(Your instructions) Every entry in the following data should be output exactly.

(Provided entries)
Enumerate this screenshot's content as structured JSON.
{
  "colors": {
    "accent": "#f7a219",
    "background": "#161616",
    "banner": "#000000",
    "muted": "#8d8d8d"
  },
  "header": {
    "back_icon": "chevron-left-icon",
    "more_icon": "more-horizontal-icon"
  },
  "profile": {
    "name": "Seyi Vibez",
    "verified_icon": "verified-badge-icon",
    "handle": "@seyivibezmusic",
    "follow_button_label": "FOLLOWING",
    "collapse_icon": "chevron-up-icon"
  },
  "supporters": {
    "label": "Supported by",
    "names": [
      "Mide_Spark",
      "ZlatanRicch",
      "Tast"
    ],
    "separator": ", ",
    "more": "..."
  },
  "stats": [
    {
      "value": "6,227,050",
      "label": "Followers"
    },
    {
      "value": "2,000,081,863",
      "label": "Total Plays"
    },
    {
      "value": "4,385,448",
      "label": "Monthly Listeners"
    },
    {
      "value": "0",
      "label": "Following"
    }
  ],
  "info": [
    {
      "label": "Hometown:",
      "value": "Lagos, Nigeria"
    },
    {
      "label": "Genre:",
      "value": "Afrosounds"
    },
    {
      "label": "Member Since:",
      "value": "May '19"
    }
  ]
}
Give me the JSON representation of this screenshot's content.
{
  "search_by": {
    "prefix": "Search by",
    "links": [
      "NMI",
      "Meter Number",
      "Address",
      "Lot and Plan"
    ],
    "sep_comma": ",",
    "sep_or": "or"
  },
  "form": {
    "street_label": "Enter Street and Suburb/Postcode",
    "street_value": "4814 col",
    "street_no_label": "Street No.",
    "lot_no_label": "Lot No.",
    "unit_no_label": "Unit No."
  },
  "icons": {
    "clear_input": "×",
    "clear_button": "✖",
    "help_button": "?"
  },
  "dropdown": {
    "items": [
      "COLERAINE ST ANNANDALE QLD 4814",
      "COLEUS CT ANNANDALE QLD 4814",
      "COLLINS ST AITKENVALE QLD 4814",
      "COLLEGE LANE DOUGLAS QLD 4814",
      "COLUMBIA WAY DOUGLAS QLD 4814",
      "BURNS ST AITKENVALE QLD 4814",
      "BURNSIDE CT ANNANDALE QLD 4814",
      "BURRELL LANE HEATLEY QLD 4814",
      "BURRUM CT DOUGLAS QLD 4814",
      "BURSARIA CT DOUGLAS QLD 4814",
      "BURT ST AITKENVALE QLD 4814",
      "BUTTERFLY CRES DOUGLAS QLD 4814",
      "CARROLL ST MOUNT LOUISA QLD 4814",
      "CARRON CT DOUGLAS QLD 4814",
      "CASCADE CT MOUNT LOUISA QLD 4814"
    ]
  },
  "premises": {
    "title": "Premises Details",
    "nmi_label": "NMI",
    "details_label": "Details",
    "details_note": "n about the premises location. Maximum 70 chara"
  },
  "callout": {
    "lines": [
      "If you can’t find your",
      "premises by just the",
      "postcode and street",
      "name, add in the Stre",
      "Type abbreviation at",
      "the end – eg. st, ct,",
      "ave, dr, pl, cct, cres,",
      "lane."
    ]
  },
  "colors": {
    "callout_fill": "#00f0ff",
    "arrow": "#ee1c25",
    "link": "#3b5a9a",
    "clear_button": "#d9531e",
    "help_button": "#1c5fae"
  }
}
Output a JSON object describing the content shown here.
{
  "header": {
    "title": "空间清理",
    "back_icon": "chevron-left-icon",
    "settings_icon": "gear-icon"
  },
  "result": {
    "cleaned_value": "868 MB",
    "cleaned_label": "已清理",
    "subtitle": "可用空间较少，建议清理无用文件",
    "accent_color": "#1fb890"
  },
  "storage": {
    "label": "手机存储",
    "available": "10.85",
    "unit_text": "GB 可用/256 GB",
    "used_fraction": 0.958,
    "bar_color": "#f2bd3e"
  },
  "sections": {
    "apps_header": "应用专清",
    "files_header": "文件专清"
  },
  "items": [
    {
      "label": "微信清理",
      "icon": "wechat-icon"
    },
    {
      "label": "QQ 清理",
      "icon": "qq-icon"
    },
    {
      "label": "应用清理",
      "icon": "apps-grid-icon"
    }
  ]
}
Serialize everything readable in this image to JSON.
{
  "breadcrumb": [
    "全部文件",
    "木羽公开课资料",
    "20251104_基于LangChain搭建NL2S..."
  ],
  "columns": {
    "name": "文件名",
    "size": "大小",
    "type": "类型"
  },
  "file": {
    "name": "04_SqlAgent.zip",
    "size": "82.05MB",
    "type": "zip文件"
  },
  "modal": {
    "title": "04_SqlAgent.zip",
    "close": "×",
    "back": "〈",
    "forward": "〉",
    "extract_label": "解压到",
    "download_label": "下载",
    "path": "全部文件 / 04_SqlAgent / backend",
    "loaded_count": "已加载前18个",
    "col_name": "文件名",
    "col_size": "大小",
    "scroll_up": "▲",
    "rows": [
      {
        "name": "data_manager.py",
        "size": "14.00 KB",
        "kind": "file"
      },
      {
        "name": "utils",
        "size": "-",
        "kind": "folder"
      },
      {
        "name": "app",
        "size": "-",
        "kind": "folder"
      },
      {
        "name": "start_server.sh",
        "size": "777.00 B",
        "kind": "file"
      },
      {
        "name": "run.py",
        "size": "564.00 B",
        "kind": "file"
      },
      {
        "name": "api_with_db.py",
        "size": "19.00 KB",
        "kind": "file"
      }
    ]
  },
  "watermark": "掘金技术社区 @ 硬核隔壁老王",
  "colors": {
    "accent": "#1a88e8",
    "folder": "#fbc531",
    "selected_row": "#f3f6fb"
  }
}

(Answer to this problem)
Enumerate this screenshot's content as structured JSON.
{
  "colors": {
    "accent": "#f7a219",
    "background": "#161616",
    "banner": "#000000",
    "muted": "#8d8d8d"
  },
  "header": {
    "back_icon": "chevron-left-icon",
    "more_icon": "more-horizontal-icon"
  },
  "profile": {
    "name": "Seyi Vibez",
    "verified_icon": "verified-badge-icon",
    "handle": "@seyivibezmusic",
    "follow_button_label": "FOLLOWING",
    "collapse_icon": "chevron-up-icon"
  },
  "supporters": {
    "label": "Supported by",
    "names": [
      "Mide_Spark",
      "ZlatanRicch",
      "Tast"
    ],
    "separator": ", ",
    "more": "..."
  },
  "stats": [
    {
      "value": "6,227,050",
      "label": "Followers"
    },
    {
      "value": "2,000,081,863",
      "label": "Total Plays"
    },
    {
      "value": "4,385,448",
      "label": "Monthly Listeners"
    },
    {
      "value": "0",
      "label": "Following"
    }
  ],
  "info": [
    {
      "label": "Hometown:",
      "value": "Lagos, Nigeria"
    },
    {
      "label": "Genre:",
      "value": "Afrosounds"
    },
    {
      "label": "Member Since:",
      "value": "May '19"
    }
  ]
}
Give me the JSON representation of this screenshot's content.
{
  "search_by": {
    "prefix": "Search by",
    "links": [
      "NMI",
      "Meter Number",
      "Address",
      "Lot and Plan"
    ],
    "sep_comma": ",",
    "sep_or": "or"
  },
  "form": {
    "street_label": "Enter Street and Suburb/Postcode",
    "street_value": "4814 col",
    "street_no_label": "Street No.",
    "lot_no_label": "Lot No.",
    "unit_no_label": "Unit No."
  },
  "icons": {
    "clear_input": "×",
    "clear_button": "✖",
    "help_button": "?"
  },
  "dropdown": {
    "items": [
      "COLERAINE ST ANNANDALE QLD 4814",
      "COLEUS CT ANNANDALE QLD 4814",
      "COLLINS ST AITKENVALE QLD 4814",
      "COLLEGE LANE DOUGLAS QLD 4814",
      "COLUMBIA WAY DOUGLAS QLD 4814",
      "BURNS ST AITKENVALE QLD 4814",
      "BURNSIDE CT ANNANDALE QLD 4814",
      "BURRELL LANE HEATLEY QLD 4814",
      "BURRUM CT DOUGLAS QLD 4814",
      "BURSARIA CT DOUGLAS QLD 4814",
      "BURT ST AITKENVALE QLD 4814",
      "BUTTERFLY CRES DOUGLAS QLD 4814",
      "CARROLL ST MOUNT LOUISA QLD 4814",
      "CARRON CT DOUGLAS QLD 4814",
      "CASCADE CT MOUNT LOUISA QLD 4814"
    ]
  },
  "premises": {
    "title": "Premises Details",
    "nmi_label": "NMI",
    "details_label": "Details",
    "details_note": "n about the premises location. Maximum 70 chara"
  },
  "callout": {
    "lines": [
      "If you can’t find your",
      "premises by just the",
      "postcode and street",
      "name, add in the Stre",
      "Type abbreviation at",
      "the end – eg. st, ct,",
      "ave, dr, pl, cct, cres,",
      "lane."
    ]
  },
  "colors": {
    "callout_fill": "#00f0ff",
    "arrow": "#ee1c25",
    "link": "#3b5a9a",
    "clear_button": "#d9531e",
    "help_button": "#1c5fae"
  }
}
Output a JSON object describing the content shown here.
{
  "header": {
    "title": "空间清理",
    "back_icon": "chevron-left-icon",
    "settings_icon": "gear-icon"
  },
  "result": {
    "cleaned_value": "868 MB",
    "cleaned_label": "已清理",
    "subtitle": "可用空间较少，建议清理无用文件",
    "accent_color": "#1fb890"
  },
  "storage": {
    "label": "手机存储",
    "available": "10.85",
    "unit_text": "GB 可用/256 GB",
    "used_fraction": 0.958,
    "bar_color": "#f2bd3e"
  },
  "sections": {
    "apps_header": "应用专清",
    "files_header": "文件专清"
  },
  "items": [
    {
      "label": "微信清理",
      "icon": "wechat-icon"
    },
    {
      "label": "QQ 清理",
      "icon": "qq-icon"
    },
    {
      "label": "应用清理",
      "icon": "apps-grid-icon"
    }
  ]
}
Serialize everything readable in this image to JSON.
{
  "breadcrumb": [
    "全部文件",
    "木羽公开课资料",
    "20251104_基于LangChain搭建NL2S..."
  ],
  "columns": {
    "name": "文件名",
    "size": "大小",
    "type": "类型"
  },
  "file": {
    "name": "04_SqlAgent.zip",
    "size": "82.05MB",
    "type": "zip文件"
  },
  "modal": {
    "title": "04_SqlAgent.zip",
    "close": "×",
    "back": "〈",
    "forward": "〉",
    "extract_label": "解压到",
    "download_label": "下载",
    "path": "全部文件 / 04_SqlAgent / backend",
    "loaded_count": "已加载前18个",
    "col_name": "文件名",
    "col_size": "大小",
    "scroll_up": "▲",
    "rows": [
      {
        "name": "data_manager.py",
        "size": "14.00 KB",
        "kind": "file"
      },
      {
        "name": "utils",
        "size": "-",
        "kind": "folder"
      },
      {
        "name": "app",
        "size": "-",
        "kind": "folder"
      },
      {
        "name": "start_server.sh",
        "size": "777.00 B",
        "kind": "file"
      },
      {
        "name": "run.py",
        "size": "564.00 B",
        "kind": "file"
      },
      {
        "name": "api_with_db.py",
        "size": "19.00 KB",
        "kind": "file"
      }
    ]
  },
  "watermark": "掘金技术社区 @ 硬核隔壁老王",
  "colors": {
    "accent": "#1a88e8",
    "folder": "#fbc531",
    "selected_row": "#f3f6fb"
  }
}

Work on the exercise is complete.